A person commits harassment if, with intent to harass, annoy, or alarm another person, he or she: (a) Strikes, shoves, kicks, or otherwise touches a person or subjects him to physical contact
"Hazing" is defined in Section 18-9-124, Colorado Revised Statutes, and could be implicated if the means of coercion are related to this kind of activity.
(2) As used in this section, unless the context otherwise requires:
(a) "Hazing" means any activity by which a person recklessly endangers the health or safety of or causes a risk of bodily injury to an individual for purposes of initiation or admission into or affiliation with any student organization; except that "hazing" does not include customary athletic events or other similar contests or competitions, or authorized training activities conducted by members of the armed forces of the state of Colorado or the United States.

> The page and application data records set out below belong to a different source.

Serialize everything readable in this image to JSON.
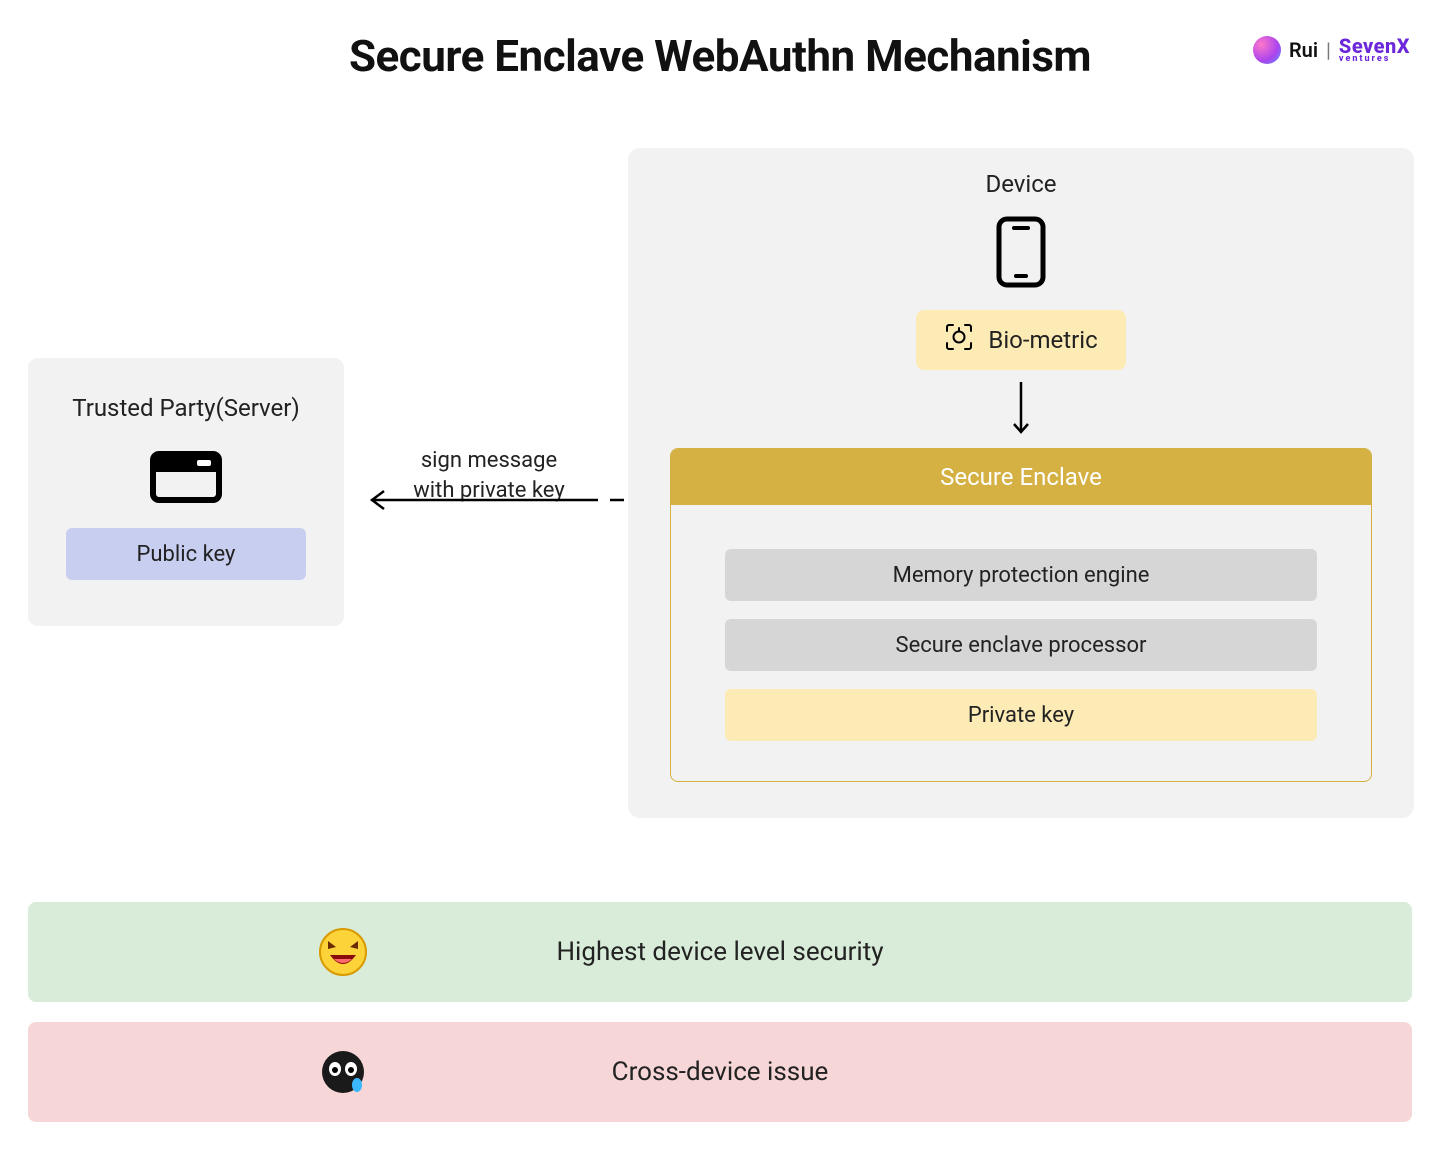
{
  "title": "Secure Enclave WebAuthn Mechanism",
  "branding": {
    "name": "Rui",
    "separator": "|",
    "logo_main": "SevenX",
    "logo_sub": "ventures"
  },
  "left": {
    "title": "Trusted Party(Server)",
    "public_key": "Public key"
  },
  "arrow": {
    "line1": "sign message",
    "line2": "with private key"
  },
  "device": {
    "title": "Device",
    "biometric": "Bio-metric",
    "enclave_header": "Secure Enclave",
    "row1": "Memory protection engine",
    "row2": "Secure enclave processor",
    "row3": "Private key"
  },
  "footer": {
    "positive": "Highest device level security",
    "negative": "Cross-device issue"
  }
}
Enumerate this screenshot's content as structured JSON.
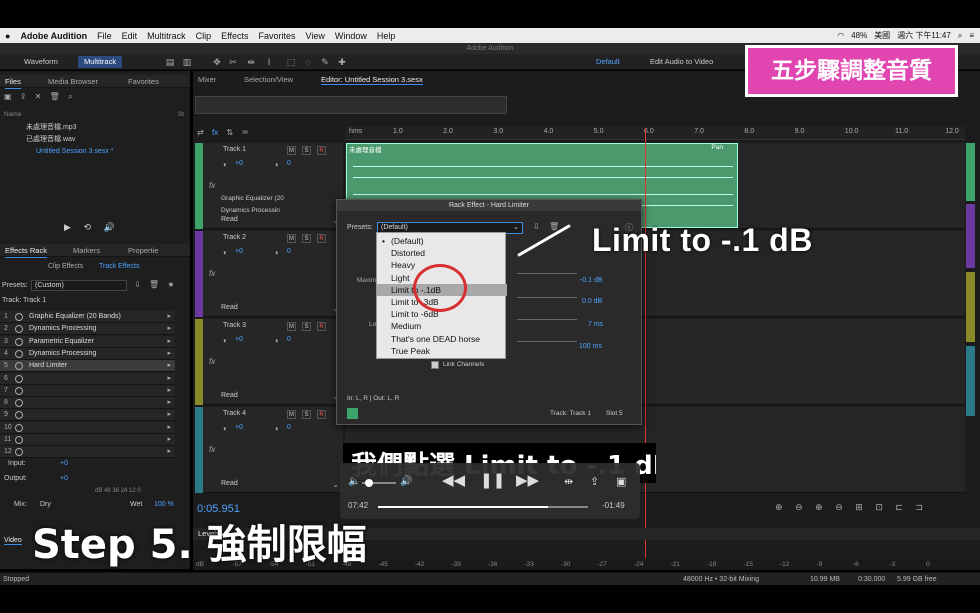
{
  "menubar": {
    "app": "Adobe Audition",
    "items": [
      "File",
      "Edit",
      "Multitrack",
      "Clip",
      "Effects",
      "Favorites",
      "View",
      "Window",
      "Help"
    ],
    "battery": "48%",
    "input_lang": "美國",
    "clock": "週六 下午11:47"
  },
  "window_title": "Adobe Audition",
  "toolbar": {
    "waveform": "Waveform",
    "multitrack": "Multitrack",
    "workspace_default": "Default",
    "workspace_edit_video": "Edit Audio to Video"
  },
  "files_panel": {
    "tabs": [
      "Files",
      "Media Browser",
      "Favorites"
    ],
    "name_header": "Name",
    "status_header": "St",
    "files": [
      "未處理音檔.mp3",
      "已處理音檔.wav",
      "Untitled Session 3.sesx *"
    ]
  },
  "effects_rack": {
    "tabs": [
      "Effects Rack",
      "Markers",
      "Propertie"
    ],
    "subtabs": [
      "Clip Effects",
      "Track Effects"
    ],
    "presets_label": "Presets:",
    "preset_value": "(Custom)",
    "track_label": "Track: Track 1",
    "slots": [
      {
        "num": "1",
        "name": "Graphic Equalizer (20 Bands)"
      },
      {
        "num": "2",
        "name": "Dynamics Processing"
      },
      {
        "num": "3",
        "name": "Parametric Equalizer"
      },
      {
        "num": "4",
        "name": "Dynamics Processing"
      },
      {
        "num": "5",
        "name": "Hard Limiter"
      },
      {
        "num": "6",
        "name": ""
      },
      {
        "num": "7",
        "name": ""
      },
      {
        "num": "8",
        "name": ""
      },
      {
        "num": "9",
        "name": ""
      },
      {
        "num": "10",
        "name": ""
      },
      {
        "num": "11",
        "name": ""
      },
      {
        "num": "12",
        "name": ""
      }
    ],
    "input_label": "Input:",
    "input_val": "+0",
    "output_label": "Output:",
    "output_val": "+0",
    "meter_scale": "dB  48  36  24  12  0",
    "mix_label": "Mix:",
    "dry": "Dry",
    "wet": "Wet",
    "wet_pct": "100 %"
  },
  "editor": {
    "tabs": [
      "Mixer",
      "Selection/View",
      "Editor: Untitled Session 3.sesx"
    ],
    "ruler_unit": "hms",
    "ticks": [
      "1.0",
      "2.0",
      "3.0",
      "4.0",
      "5.0",
      "6.0",
      "7.0",
      "8.0",
      "9.0",
      "10.0",
      "11.0",
      "12.0"
    ],
    "timecode": "0:05.951"
  },
  "tracks": [
    {
      "name": "Track 1",
      "vol": "+0",
      "pan": "0",
      "fx": [
        "Graphic Equalizer (20",
        "Dynamics Processin"
      ],
      "mode": "Read",
      "color": "#3da36a"
    },
    {
      "name": "Track 2",
      "vol": "+0",
      "pan": "0",
      "fx": [
        "",
        ""
      ],
      "mode": "Read",
      "color": "#6a3aa0"
    },
    {
      "name": "Track 3",
      "vol": "+0",
      "pan": "0",
      "fx": [
        "",
        ""
      ],
      "mode": "Read",
      "color": "#8a8a2a"
    },
    {
      "name": "Track 4",
      "vol": "+0",
      "pan": "0",
      "fx": [
        "",
        ""
      ],
      "mode": "Read",
      "color": "#2a7a8a"
    }
  ],
  "clip": {
    "title": "未處理音檔",
    "pan": "Pan"
  },
  "rack_effect": {
    "title": "Rack Effect - Hard Limiter",
    "presets_label": "Presets:",
    "preset_value": "(Default)",
    "labels": [
      "Maxim",
      "Lo"
    ],
    "values": [
      "-0.1 dB",
      "0.0 dB",
      "7 ms",
      "100 ms"
    ],
    "link_channels": "Link Channels",
    "io": "In: L, R | Out: L, R",
    "track": "Track: Track 1",
    "slot": "Slot 5"
  },
  "preset_menu": {
    "items": [
      "(Default)",
      "Distorted",
      "Heavy",
      "Light",
      "Limit to -.1dB",
      "Limit to -3dB",
      "Limit to -6dB",
      "Medium",
      "That's one DEAD horse",
      "True Peak"
    ],
    "checked_index": 0,
    "highlight_index": 4
  },
  "overlays": {
    "sticker": "五步驟調整音質",
    "callout": "Limit to -.1 dB",
    "subtitle": "我們點選 Limit to -.1 dB",
    "step_caption": "Step 5. 強制限幅"
  },
  "player": {
    "elapsed": "07:42",
    "remaining": "-01:49",
    "progress": 0.81,
    "volume": 0.1
  },
  "levels": {
    "label": "Levels",
    "scale": [
      "dB",
      "-57",
      "-54",
      "-51",
      "-48",
      "-45",
      "-42",
      "-39",
      "-36",
      "-33",
      "-30",
      "-27",
      "-24",
      "-21",
      "-18",
      "-15",
      "-12",
      "-9",
      "-6",
      "-3",
      "0"
    ]
  },
  "video_tab": "Video",
  "status": {
    "state": "Stopped",
    "rate": "48000 Hz • 32-bit Mixing",
    "size": "10.99 MB",
    "duration": "0:30.000",
    "free": "5.99 GB free"
  }
}
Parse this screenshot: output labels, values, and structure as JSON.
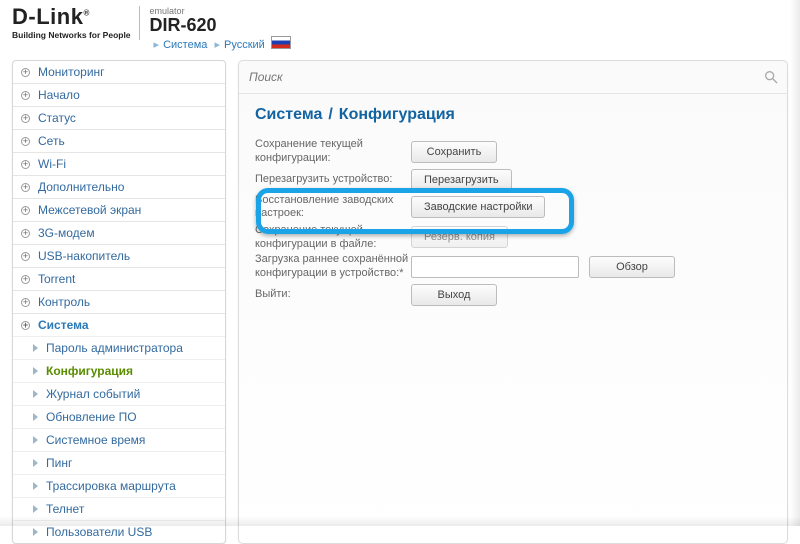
{
  "header": {
    "logo": "D-Link",
    "logo_sup": "®",
    "logo_tagline": "Building Networks for People",
    "emulator_label": "emulator",
    "model": "DIR-620",
    "breadcrumb_system": "Система",
    "breadcrumb_lang": "Русский"
  },
  "search": {
    "placeholder": "Поиск"
  },
  "sidebar": {
    "items": [
      "Мониторинг",
      "Начало",
      "Статус",
      "Сеть",
      "Wi-Fi",
      "Дополнительно",
      "Межсетевой экран",
      "3G-модем",
      "USB-накопитель",
      "Torrent",
      "Контроль",
      "Система"
    ],
    "sub_items": [
      "Пароль администратора",
      "Конфигурация",
      "Журнал событий",
      "Обновление ПО",
      "Системное время",
      "Пинг",
      "Трассировка маршрута",
      "Телнет",
      "Пользователи USB"
    ],
    "current_sub_index": 1
  },
  "content": {
    "title_left": "Система",
    "title_right": "Конфигурация",
    "rows": {
      "save": {
        "label": "Сохранение текущей конфигурации:",
        "button": "Сохранить"
      },
      "reboot": {
        "label": "Перезагрузить устройство:",
        "button": "Перезагрузить"
      },
      "factory": {
        "label": "Восстановление заводских настроек:",
        "button": "Заводские настройки"
      },
      "backup": {
        "label": "Сохранение текущей конфигурации в файле:",
        "button": "Резерв. копия"
      },
      "restore": {
        "label": "Загрузка раннее сохранённой конфигурации в устройство:*",
        "button": "Обзор"
      },
      "exit": {
        "label": "Выйти:",
        "button": "Выход"
      }
    }
  }
}
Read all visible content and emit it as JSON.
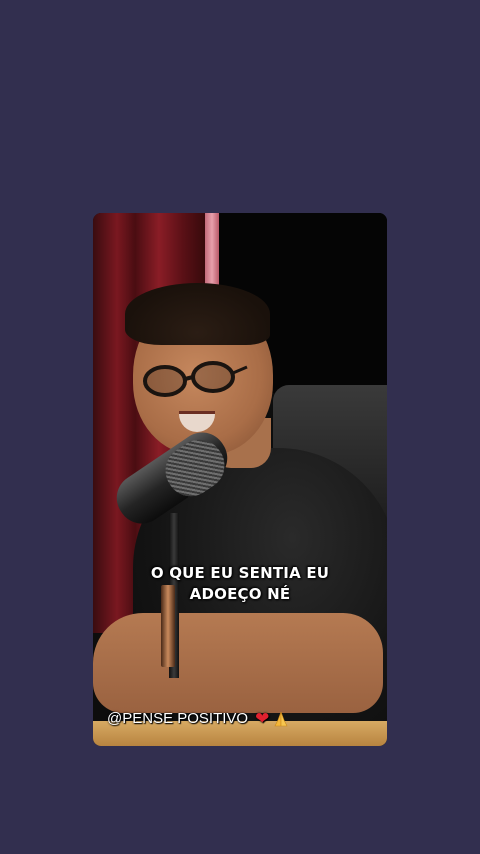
{
  "video": {
    "caption_lines": [
      "O QUE EU SENTIA EU",
      "ADOEÇO NÉ"
    ],
    "watermark_text": "@PENSE POSITIVO",
    "watermark_icons": [
      "heart-icon",
      "praying-hands-icon"
    ],
    "heart_glyph": "❤",
    "colors": {
      "page_background": "#322f4f",
      "caption_text": "#ffffff",
      "heart": "#e0212f"
    }
  }
}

(b) "Hazing" includes but is not limited to:
(I) Forced and prolonged physical activity;
(II) Forced consumption of any food, beverage, medication or controlled substance, whether or not prescribed, in excess of the usual amounts for human consumption or forced consumption of any substance not generally intended for human consumption;
(III) Prolonged deprivation of sleep, food, or drink.
(3) It shall be unlawful for any person to engage in hazing.
If the conduct causes serious bodily injury or the loss of a pregnancy, there are other charges that could apply.
There are also offenses that might apply in certain situations that apply only to certain kinds of victims or certain kinds of relationships.
For example offenses limited to minors like child abuse, domestic violence offenses, offenses related to abuse of "at risk" persons, offenses related to sexual offenses involving psychotherapists, sexual offenses involving abuse of a position of trust, solicitation of prostitution, child prostitution offenses, criminal conspiracy charges, criminal solicitation charges, criminal attempt charges, organized crime charges when there is a pattern of such conduct for profit by an organization or group of people, etc.
It's probably going to vary by jurisdiction, but I think England and Wales would treat it as "Sexual Assault".
There's also the option of prosecuting the coercion itself (independent of what act the victim is forced to do), which might come under "blackmail" with the sexual nature an aggravating feature when sentencing. On the other hand it might not get beyond "assault" which has quite a low maximum sentence.